Temporalities of Bishops
Temporalities of Bishops as, in law, are the lay revenues, lands, tenements, and fees belonging to the sees of bishops or archbishops, as they are barons and lords of Parliament, including their baronies. They are defined as all things which a bishop hath by livery from the king, as manors, lands, tithes. From the time of Edward I to the Reformation, it was customary, when bishops received their temporalities from the king, to renounce in writing all right to the same by virtue of any provision from the pope, and to admit that they received them from the king alone. The custody of these temporalities is said by Blackstone to form part of the king's ordinary revenue, and thus, a vacancy in the bishopric occurring, is a right of the crown, originating in its prerogative in Church matters, the king being, in intendment of law, preserver of all episcopal sees. For the same reason, before the dissolution of religious houses, the sovereign had the custody of the temporalities of all such abbeys and priories as were of royal foundation. There is another reason in virtue of which the king possesses this right, which is, that as the successor is not known, the property of the see would be liable to spoil and devastation. The law, therefore, has wisely given to the king the custody of these temporalities until a new election, with power to take to himself all intermediate profits, and to present to all preferments falling vacant during the vacancy of the see. This revenue cannot be granted to a subject; but the 14 Edward III, stat. 4 ch. 4:5, empowers the king, on a vacancy occurring, to lease the temporalities to the deal and chapter, with a reservation of all advowsons, escheats, and the like. To remedy the wrongs to the Church perpetrated by former sovereigns, who sometimes kept bishoprics vacant in order to enjoy the possession of their temporalities, and when they did supply the vacancy compelled the new bishop to purchase back his temporalities at an exorbitant price, Henry I, by charter, agreed neither to sell, let to farm, nor take anything from the domains of the Church until the successor was installed. By Magna Charta provision was made that no waste should be committed in the temporalities of the bishoprics, and that neither should the custody of them be sold.

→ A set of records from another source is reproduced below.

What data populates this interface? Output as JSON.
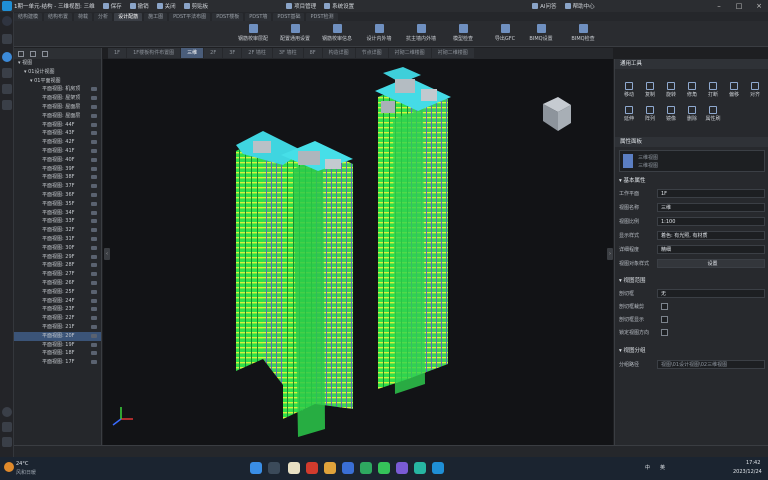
{
  "titlebar": {
    "title": "1期一单元-结构 - 三维视图: 三维",
    "buttons": [
      "保存",
      "撤销",
      "关闭",
      "剪贴板",
      "项目管理",
      "系统设置"
    ],
    "ai_label": "AI问答",
    "help_label": "帮助中心"
  },
  "menu_tabs": [
    "结构建模",
    "结构布置",
    "荷载",
    "分析",
    "设计配筋",
    "施工图",
    "PDST平法布图",
    "PDST楼板",
    "PDST墙",
    "PDST基础",
    "PDST检测"
  ],
  "active_menu_tab": "设计配筋",
  "ribbon": {
    "buttons": [
      "钢筋校审层配",
      "配置通用设置",
      "钢筋校审信息",
      "设计内外墙",
      "抗主墙内外墙",
      "模型检查",
      "导出GFC",
      "BIMQ设置",
      "BIMQ检查"
    ]
  },
  "view_tabs": [
    "1F",
    "1F楼板构件布置图",
    "三维",
    "2F",
    "3F",
    "2F 墙柱",
    "3F 墙柱",
    "8F",
    "构造详图",
    "节点详图",
    "衬砌二维楼图",
    "衬砌二维楼图"
  ],
  "active_view_tab": "三维",
  "tree": {
    "root": "视图",
    "group": "01设计视图",
    "subgroup": "01平面视图",
    "items": [
      "平面视图: 机房顶",
      "平面视图: 屋架顶",
      "平面视图: 屋面层",
      "平面视图: 屋面层",
      "平面视图: 44F",
      "平面视图: 43F",
      "平面视图: 42F",
      "平面视图: 41F",
      "平面视图: 40F",
      "平面视图: 39F",
      "平面视图: 38F",
      "平面视图: 37F",
      "平面视图: 36F",
      "平面视图: 35F",
      "平面视图: 34F",
      "平面视图: 33F",
      "平面视图: 32F",
      "平面视图: 31F",
      "平面视图: 30F",
      "平面视图: 29F",
      "平面视图: 28F",
      "平面视图: 27F",
      "平面视图: 26F",
      "平面视图: 25F",
      "平面视图: 24F",
      "平面视图: 23F",
      "平面视图: 22F",
      "平面视图: 21F",
      "平面视图: 20F",
      "平面视图: 19F",
      "平面视图: 18F",
      "平面视图: 17F"
    ]
  },
  "props": {
    "tools_header": "通用工具",
    "tools": [
      "移动",
      "复制",
      "旋转",
      "修角",
      "打断",
      "偏移",
      "对齐",
      "延伸",
      "阵列",
      "镜像",
      "删除",
      "属性刷",
      "删除",
      "属性刷"
    ],
    "property_header": "属性面板",
    "view_type_line1": "三维视图",
    "view_type_line2": "三维视图",
    "basic_section": "基本属性",
    "rows": [
      {
        "label": "工作平面",
        "value": "1F"
      },
      {
        "label": "视图名称",
        "value": "三维"
      },
      {
        "label": "视图比例",
        "value": "1:100"
      },
      {
        "label": "显示样式",
        "value": "着色: 有光照, 有材质"
      },
      {
        "label": "详细程度",
        "value": "精细"
      },
      {
        "label": "视图对象样式",
        "value": "设置"
      }
    ],
    "range_section": "视图范围",
    "range_rows": [
      {
        "label": "剖切框",
        "value": "无"
      },
      {
        "label": "剖切框裁剪",
        "value": ""
      },
      {
        "label": "剖切框显示",
        "value": ""
      },
      {
        "label": "锁定视图方向",
        "value": ""
      }
    ],
    "group_section": "视图分组",
    "group_row": {
      "label": "分组路径",
      "value": "视图\\01设计视图\\02三维视图"
    }
  },
  "taskbar": {
    "weather_temp": "24°C",
    "weather_desc": "风和日暖",
    "lang": "中",
    "ime": "英",
    "time": "17:42",
    "date": "2023/12/24"
  }
}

At present this revenue of the crown is of very small account; for as soon as the new bishop is consecrated and confirmed, he usually receives, restitution of his temporalities entire and untouched from his sovereign, to whom he at the same time does homage, and then possesses, which he did not before, a fee simple in his bishopric, and may maintain an action for the profits.